Written by Innovation Origins

Written by Innovation Origins

The bottom part of Eterna contains the long-life systems. The shorter-life systems come on the modular top at the top.

After Penny, Isa, Nova, Lina, Noah, Luca, and Zem, it is the turn of Eterna, “the eternal one.” Team TU/ecomotive‘s newest car is ready for its traditional tour of Europe. The unique feature of the Eterna lies in its modular construction: the lower part contains long-life systems such as the drive train, batteries, and steering system. On top of that come the designs with a shorter lifespan or with necessary interim updates, such as sensors, cameras, and upholstery. This way, the top can be continuously updated while the undercarriage lasts much longer. Overall, the result is a “car that lasts a lifetime.”

“In the past ten years, TU/ecomotive has gone from a simple energy-efficient car to one of the most ambitious sustainable concept cars of our time with ZEM, the car that captures CO2,” says business manager Hugo van Hees on the website of sponsor Apex Dynamics. “Now, we are busy with the next step in our process. Not just by continuing where previous generations stopped but with a vision of the future in which climate-positive mobility is accessible to everyone.”

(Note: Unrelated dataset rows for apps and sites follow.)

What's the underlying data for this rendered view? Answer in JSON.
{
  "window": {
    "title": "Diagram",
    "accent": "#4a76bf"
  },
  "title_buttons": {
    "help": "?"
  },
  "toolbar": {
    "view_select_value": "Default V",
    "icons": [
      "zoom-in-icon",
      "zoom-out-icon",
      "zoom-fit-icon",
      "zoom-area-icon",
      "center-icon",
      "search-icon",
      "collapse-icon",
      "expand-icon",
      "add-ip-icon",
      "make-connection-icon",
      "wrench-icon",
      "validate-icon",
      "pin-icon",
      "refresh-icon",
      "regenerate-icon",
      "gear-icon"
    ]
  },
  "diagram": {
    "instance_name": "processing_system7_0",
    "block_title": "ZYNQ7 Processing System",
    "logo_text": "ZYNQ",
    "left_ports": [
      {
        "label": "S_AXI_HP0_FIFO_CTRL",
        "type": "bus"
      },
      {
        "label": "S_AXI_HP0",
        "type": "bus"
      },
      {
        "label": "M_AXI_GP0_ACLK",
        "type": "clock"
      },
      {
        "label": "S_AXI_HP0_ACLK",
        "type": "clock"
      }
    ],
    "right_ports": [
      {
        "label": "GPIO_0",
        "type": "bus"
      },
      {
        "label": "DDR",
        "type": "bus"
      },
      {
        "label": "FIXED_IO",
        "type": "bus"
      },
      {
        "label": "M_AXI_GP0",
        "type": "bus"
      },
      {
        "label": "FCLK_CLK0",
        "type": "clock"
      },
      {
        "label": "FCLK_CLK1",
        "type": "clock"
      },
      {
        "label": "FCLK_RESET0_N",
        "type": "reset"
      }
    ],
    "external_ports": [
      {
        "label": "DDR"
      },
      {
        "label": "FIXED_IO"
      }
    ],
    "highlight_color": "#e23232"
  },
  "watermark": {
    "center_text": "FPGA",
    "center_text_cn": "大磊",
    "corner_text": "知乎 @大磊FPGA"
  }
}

Electrification of mobility brings us closer to a climate-neutral future. But, says Van Hees, “electrification also raises many new problems. Most emissions come from materials production in a world that runs on electric mobility and where the energy mix is green. This could even reach 60% of total car emissions by 2040.” According to TU/ecomotive, the solution lies in extending the car’s life cycle. “If instead of driving this car for 100,000 km, you would drive it for 200,000 km, you can halve the emissions per kilometer. So driving longer pays off!”

Life cycles are pulled apart

Electric cars require very little maintenance, especially compared to internal combustion engines. Batteries also last longer and longer. At the same time, parts within the car’s interior wear or damage a lot faster, and safety systems such as cameras and sensors constantly require new versions and features. Van Hees: “This creates a relatively large gap between the lifespans of different components, and that’s exactly what our idea addresses.”

By pulling apart the different life cycles, you handle the whole thing more carefully and sustainably, is the idea. The bottom part, “the modular board,” contains long-life systems such as the drive train, batteries, and steering system. The shorter-life systems then come on the modular top at the top. “Instead of replacing the entire car, you can replace only the top portion of your car. This provides a big reduction in material production.”

"Instead of replacing the entire car, you can replace only the top portion of your car. This provides a big reduction in material production."

Business manager Hugo van Hees



For the concept to succeed, the bottom of the car must last a very long time. “Then you don’t use Chinese parts, but Taiwanese, of course!” Not coincidentally, Apex Dynamics’ factory is located in Taiwan. This means everything that moves must have minimal play to maximize longevity. “The car needed a gear ratio of 1:6 to ensure that the output torque of the driveline was sufficient to drive the car.”

The Eterna uses rear-wheel drive with two motors, one per driven wheel, which limits the space for a transmission. “That’s why we looked for a planetary gearbox because they are very compact. And because the motor will not run at high speeds, this opened up the possibility for Apex Dynamics’ AE series. The AE090 was compact enough to fit in the available space, had the right gear ratio, and was relatively lightweight. Two AE090 gearboxes are now used in Eterna, one for each motor, and they are attached to the motor via a mounting plate also supplied by Apex Dynamics.”


Move Forward

At Apex, the management was happy to supply the two gearboxes with the mounting plate. “Apex Dynamics wants to move the world forward,” says Managing Director Thom van Oss. “That’s also why our slogan is ‘Move Forward.’ Supporting student initiatives is an important part of that. They come up with solutions to tomorrow’s issues, and with our support, we enthuse young people about technology. So it goes together perfectly. TU/ecomotive’s project ties in well with that.”